THE IDEA for an all-Harley-Davidson drag race meeting started with some HOG members bench racing in the parking lot. You know, a good natured ribbing about one guy’s Ultra being faster than another. The idea grew — it’s probably been in the making for a year or two — to the point that we started looking at available days at Sydney Dragway; as turned out, the only available day coincided with the annual Show ‘n’ Shine here at Harley-Davidson in Campbelltown NSW. It made sense to join the two together; make it one event on the same weekend.
We wanted to make it bigger than it might otherwise be so we got the other four Sydney Harley dealers involved in both the drag racing and building a custom bike for a competition between the dealers.
We had a really good turnout on the day — certainly that’s because we got all the HOG clubs involved — about 1000 spectators with 100 bikes racing. We were drag racing Harleys one after another all day long, and I am unaware of anybody breaking any parts. We had one rider go for a little skid but he got up and walked away so it’s pretty good track record.
It was really about getting the Harley folks to see how much fun drag racing is, and getting the drag racing community to see that there were a lot of Harley owners who would come and play.
For the bike build-off competition, the dealers collectively agreed that each bike would have a $50,000 limit using all Genuine Harley-Davidson Parts & Accessories with the exception of paint and exhausts.
We called our bike Bob from day one. It started life as a Fat Boy Lo. We stripped it down to the bare frame and sort of morphed it into a Night Train.

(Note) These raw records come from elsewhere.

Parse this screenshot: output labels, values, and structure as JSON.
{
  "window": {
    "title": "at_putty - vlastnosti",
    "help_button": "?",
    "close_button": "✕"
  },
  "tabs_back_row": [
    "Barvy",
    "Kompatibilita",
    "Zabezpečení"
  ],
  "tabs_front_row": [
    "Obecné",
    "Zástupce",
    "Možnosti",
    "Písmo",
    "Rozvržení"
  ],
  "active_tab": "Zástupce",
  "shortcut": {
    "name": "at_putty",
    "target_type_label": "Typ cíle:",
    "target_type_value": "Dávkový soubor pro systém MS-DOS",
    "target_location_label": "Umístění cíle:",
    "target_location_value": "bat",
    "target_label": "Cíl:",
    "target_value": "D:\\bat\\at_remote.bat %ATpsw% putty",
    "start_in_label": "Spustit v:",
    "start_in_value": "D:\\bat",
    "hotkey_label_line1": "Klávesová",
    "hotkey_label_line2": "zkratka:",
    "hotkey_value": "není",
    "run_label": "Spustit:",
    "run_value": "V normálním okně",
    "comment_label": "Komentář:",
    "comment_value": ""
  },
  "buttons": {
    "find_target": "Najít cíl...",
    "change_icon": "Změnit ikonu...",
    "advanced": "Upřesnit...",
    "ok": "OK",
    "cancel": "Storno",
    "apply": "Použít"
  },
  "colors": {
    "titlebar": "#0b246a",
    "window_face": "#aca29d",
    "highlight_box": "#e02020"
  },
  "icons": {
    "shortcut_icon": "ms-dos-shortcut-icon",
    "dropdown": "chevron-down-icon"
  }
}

Harley has been making Typhoon wheels for a while but this set has an edge cut into them; it’s a brand new product. When I saw those wheels in the new product catalogue I fell in love with them. The whole Edge Collection that matches the wheels is on the bike too.
We used a Black Genuine Harley Custom Inverted front-fork kit.
It’s a Fat Boy Lo, so it already had low shocks, and we added a lowering kit to slam it down even more.
We put a lot of thought into the paint. We had several design discussions after the doors were closed, with most of the staff just kicking around ideas. One of the early things we defined was that we wanted something that would make people stop and look and go, “What the hell is that?” The paint has absolutely accomplished that. People just stop and look at it; they have to put their finger on it to figure out if it’s real. Is it paint or is it metal? It is actually bare metal with a flame pattern ground into it with a small hand grinder, and that is cleared over, and then there is a very faint charcoal grey flame airbrushed over it and cleared over.
There are several unique things about it: if you are looking at it in shadowed light, the grey airbrush flames stand out and it almost looks like it’s just grey airbrushed flames on a silver bike; but when you put the thing out in the sun, the way it refracts light, it does just the opposite — the ground metal flames pop out and you have look at it from the right angle to even see the charcoal grey flames. It’s a pretty interesting effect. I think it’s one of the nicest features of the whole bike. It was painted by Mark at Sydney Custom Spraypainting.
The exhausts are SuperTrapp Road Legend X-Pipes. I have to admit that when we first unveiled the bike at the show it had different pipes on it to make the deadline for the build-off. These pipes are the original design intent but they were late getting here because they were sent to Moorebank, Belgium, instead of Moorebank, Sydney.
When we actually started to build in earnest, we were able to see that we had plenty of room left in our $50,000 budget so we went ahead with a Screamin’ Eagle Stage 4, 103-inch kit with cams, heads, big bore throttle body, heavy clutch spring. Those motors generally make in the 105 — 110 horsepower range.
The Screamin’ Eagle programmable shift light with electronic digital tachometer adds a real nice touch and gives it a real drag bike feel.
The handlebars are basically the same as those on a new Fat Bob but blacked out.
The bike does have a lot of little things you might not notice at first glance, like the headlight which sits down much lower, the flush fuel cap and LED read-out petrol gauge. It’s got black diamond braided steel lines all over it. It’s also got LED tail lights, and if you look closely, you’ll notice the little mini LED turn signals. These are actually street legal in Australia and are a Genuine Harley product.
This bike is absolutely a rider’s bike, and there a lot of little things that make the difference between your average ‘Joe has built the bike in his garage’ and having one done by a pro. You will notice, for example, that you can turn the forks full lock in both directions and no cables, no wires, no hoses, nothing touches anything else, anywhere; no cables move and rub against the front forks and nothing touches any of the paint. That’s something that takes time, energy and experience to accomplish.
Photos by Wall 2 Wall; words by Will